Kidd even expressed support for mandatory physical education at the post-secondary level. “You know, if I had the control, I would make compulsory physical education [or] physical activity part of every undergraduate’s education — maybe every graduate student’s education,” he said.
“I think daily physical activity should be something that every student member,
faculty, and staff ought to be engaged in, whether its on campus, with family, or somewhere else. I’ve come to that conclusion from my own experience, but also being involved in the policy field of sporting a physical activity all my adult life.”
A growing campus
UTSC has grown considerably over the past several years. Kidd told The Varsity that he was concerned over what he saw as a “space deficit” on campus.
“I guess our biggest challenge is the lack of adequate space for faculty, for teaching, for research, for students, from study space to club and activity space, for some of our departments to be located in the same space so they can enjoy the synergies of being together,” Kidd explained.
Walking along the campus, one can spot several portable classrooms only a few metres away from the building that houses Kidd’s office.

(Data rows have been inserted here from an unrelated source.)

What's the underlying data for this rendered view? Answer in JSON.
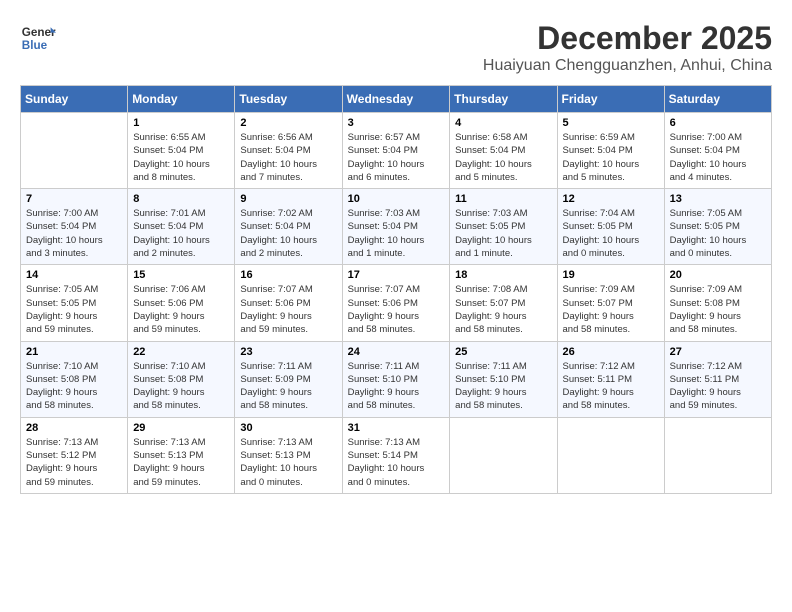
{
  "header": {
    "logo_line1": "General",
    "logo_line2": "Blue",
    "month_title": "December 2025",
    "location": "Huaiyuan Chengguanzhen, Anhui, China"
  },
  "days_of_week": [
    "Sunday",
    "Monday",
    "Tuesday",
    "Wednesday",
    "Thursday",
    "Friday",
    "Saturday"
  ],
  "weeks": [
    [
      {
        "day": "",
        "info": ""
      },
      {
        "day": "1",
        "info": "Sunrise: 6:55 AM\nSunset: 5:04 PM\nDaylight: 10 hours\nand 8 minutes."
      },
      {
        "day": "2",
        "info": "Sunrise: 6:56 AM\nSunset: 5:04 PM\nDaylight: 10 hours\nand 7 minutes."
      },
      {
        "day": "3",
        "info": "Sunrise: 6:57 AM\nSunset: 5:04 PM\nDaylight: 10 hours\nand 6 minutes."
      },
      {
        "day": "4",
        "info": "Sunrise: 6:58 AM\nSunset: 5:04 PM\nDaylight: 10 hours\nand 5 minutes."
      },
      {
        "day": "5",
        "info": "Sunrise: 6:59 AM\nSunset: 5:04 PM\nDaylight: 10 hours\nand 5 minutes."
      },
      {
        "day": "6",
        "info": "Sunrise: 7:00 AM\nSunset: 5:04 PM\nDaylight: 10 hours\nand 4 minutes."
      }
    ],
    [
      {
        "day": "7",
        "info": "Sunrise: 7:00 AM\nSunset: 5:04 PM\nDaylight: 10 hours\nand 3 minutes."
      },
      {
        "day": "8",
        "info": "Sunrise: 7:01 AM\nSunset: 5:04 PM\nDaylight: 10 hours\nand 2 minutes."
      },
      {
        "day": "9",
        "info": "Sunrise: 7:02 AM\nSunset: 5:04 PM\nDaylight: 10 hours\nand 2 minutes."
      },
      {
        "day": "10",
        "info": "Sunrise: 7:03 AM\nSunset: 5:04 PM\nDaylight: 10 hours\nand 1 minute."
      },
      {
        "day": "11",
        "info": "Sunrise: 7:03 AM\nSunset: 5:05 PM\nDaylight: 10 hours\nand 1 minute."
      },
      {
        "day": "12",
        "info": "Sunrise: 7:04 AM\nSunset: 5:05 PM\nDaylight: 10 hours\nand 0 minutes."
      },
      {
        "day": "13",
        "info": "Sunrise: 7:05 AM\nSunset: 5:05 PM\nDaylight: 10 hours\nand 0 minutes."
      }
    ],
    [
      {
        "day": "14",
        "info": "Sunrise: 7:05 AM\nSunset: 5:05 PM\nDaylight: 9 hours\nand 59 minutes."
      },
      {
        "day": "15",
        "info": "Sunrise: 7:06 AM\nSunset: 5:06 PM\nDaylight: 9 hours\nand 59 minutes."
      },
      {
        "day": "16",
        "info": "Sunrise: 7:07 AM\nSunset: 5:06 PM\nDaylight: 9 hours\nand 59 minutes."
      },
      {
        "day": "17",
        "info": "Sunrise: 7:07 AM\nSunset: 5:06 PM\nDaylight: 9 hours\nand 58 minutes."
      },
      {
        "day": "18",
        "info": "Sunrise: 7:08 AM\nSunset: 5:07 PM\nDaylight: 9 hours\nand 58 minutes."
      },
      {
        "day": "19",
        "info": "Sunrise: 7:09 AM\nSunset: 5:07 PM\nDaylight: 9 hours\nand 58 minutes."
      },
      {
        "day": "20",
        "info": "Sunrise: 7:09 AM\nSunset: 5:08 PM\nDaylight: 9 hours\nand 58 minutes."
      }
    ],
    [
      {
        "day": "21",
        "info": "Sunrise: 7:10 AM\nSunset: 5:08 PM\nDaylight: 9 hours\nand 58 minutes."
      },
      {
        "day": "22",
        "info": "Sunrise: 7:10 AM\nSunset: 5:08 PM\nDaylight: 9 hours\nand 58 minutes."
      },
      {
        "day": "23",
        "info": "Sunrise: 7:11 AM\nSunset: 5:09 PM\nDaylight: 9 hours\nand 58 minutes."
      },
      {
        "day": "24",
        "info": "Sunrise: 7:11 AM\nSunset: 5:10 PM\nDaylight: 9 hours\nand 58 minutes."
      },
      {
        "day": "25",
        "info": "Sunrise: 7:11 AM\nSunset: 5:10 PM\nDaylight: 9 hours\nand 58 minutes."
      },
      {
        "day": "26",
        "info": "Sunrise: 7:12 AM\nSunset: 5:11 PM\nDaylight: 9 hours\nand 58 minutes."
      },
      {
        "day": "27",
        "info": "Sunrise: 7:12 AM\nSunset: 5:11 PM\nDaylight: 9 hours\nand 59 minutes."
      }
    ],
    [
      {
        "day": "28",
        "info": "Sunrise: 7:13 AM\nSunset: 5:12 PM\nDaylight: 9 hours\nand 59 minutes."
      },
      {
        "day": "29",
        "info": "Sunrise: 7:13 AM\nSunset: 5:13 PM\nDaylight: 9 hours\nand 59 minutes."
      },
      {
        "day": "30",
        "info": "Sunrise: 7:13 AM\nSunset: 5:13 PM\nDaylight: 10 hours\nand 0 minutes."
      },
      {
        "day": "31",
        "info": "Sunrise: 7:13 AM\nSunset: 5:14 PM\nDaylight: 10 hours\nand 0 minutes."
      },
      {
        "day": "",
        "info": ""
      },
      {
        "day": "",
        "info": ""
      },
      {
        "day": "",
        "info": ""
      }
    ]
  ]
}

To combat the lack of space, the
Scarborough Campus has seen several major developments in recent years.
In 2011, the Instructional Centre was the first building that opened north of Ellesmere Ave. in an area now called “north campus.” There have been more developments on the north campus: the Toronto Pan Am Centre — where Kidd’s installation ceremony occurred — opened last year, in time for the Pan Am and Parapan Am games. This year saw the opening of the Environmental Science & Chemistry Building.
These developments are all a part of the UTSC’s Master Plan, which also includes further expansion plans northwards onto the City of Toronto-owned lands, improving access to public transportation, and building a central campus core. Kidd reiterated his support for the continued development of the campus but said that he would like to see it done faster.
“[We’re] working away,” he said, “but it’s slower than we’d like.”
Kidd also emphasized his support for public transportation improvements on campus. According to a 2013 survey, an estimated 68 per cent of students at UTSC rely on public transit to get to school.
“The lack of public transit… is huge. It’s terrible,” said Kidd.
Kidd explained that he spends “a good deal” of his time lobbying decision makers with other groups and advocating for better transit in Scarborough and the eastern GTA.
“We’re just lobbying for a solution, because our students, Centennial students, patients at local hospitals, companies that want to invest, companies that employ lots of people here, and the citizens all suffer from a lack of good public transit.”
Overall, Kidd asserted that he wants UTSC to “continue to be a vibrant, community engaged, research-intensive, energetic university. Simultaneously, with outstanding undergraduate, graduate, and professional programs, with a big focus on experiential learning, being at the head of the curve as it always has in the way it draws upon new technology to enhance education.”
Kidd sees the Scarborough campus becoming a hub in the east end of the city and said he wants to “enhance the well-being and vitality of this part of the city region.”
“So it’s in terms of education, in terms of research, in terms of environmental awareness and teaching, in terms of athletics, in terms of culture, this is an anchor institution,” said Kidd.
“I’m very proud of what we do and I think that there are such outstanding features of UTSC that every student considering university ought to consider this university.”